* [ENTRIES PROVIDED]:
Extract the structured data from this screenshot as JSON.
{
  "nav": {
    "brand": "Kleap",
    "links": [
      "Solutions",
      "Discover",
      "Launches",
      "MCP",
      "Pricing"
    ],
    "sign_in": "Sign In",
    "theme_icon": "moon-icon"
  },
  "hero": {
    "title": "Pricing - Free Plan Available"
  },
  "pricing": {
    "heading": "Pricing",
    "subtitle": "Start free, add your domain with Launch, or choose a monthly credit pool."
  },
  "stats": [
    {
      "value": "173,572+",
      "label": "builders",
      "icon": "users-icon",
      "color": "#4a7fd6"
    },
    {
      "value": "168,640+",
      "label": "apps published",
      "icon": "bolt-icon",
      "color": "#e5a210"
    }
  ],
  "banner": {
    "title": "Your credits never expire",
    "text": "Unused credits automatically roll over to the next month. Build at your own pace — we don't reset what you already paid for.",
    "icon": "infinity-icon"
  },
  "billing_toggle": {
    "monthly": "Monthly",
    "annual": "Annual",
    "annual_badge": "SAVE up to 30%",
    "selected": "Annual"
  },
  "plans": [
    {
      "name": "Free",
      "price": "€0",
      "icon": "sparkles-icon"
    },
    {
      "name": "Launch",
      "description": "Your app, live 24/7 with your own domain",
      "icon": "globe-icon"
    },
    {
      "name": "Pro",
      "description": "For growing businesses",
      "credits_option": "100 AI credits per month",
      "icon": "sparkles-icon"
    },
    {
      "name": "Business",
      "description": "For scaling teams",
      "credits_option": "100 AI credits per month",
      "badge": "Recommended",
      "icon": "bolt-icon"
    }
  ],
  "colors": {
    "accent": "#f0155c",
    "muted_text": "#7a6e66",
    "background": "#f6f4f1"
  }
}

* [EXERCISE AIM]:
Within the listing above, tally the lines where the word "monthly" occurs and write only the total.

* [RESULT OF THE EXERCISE]:
2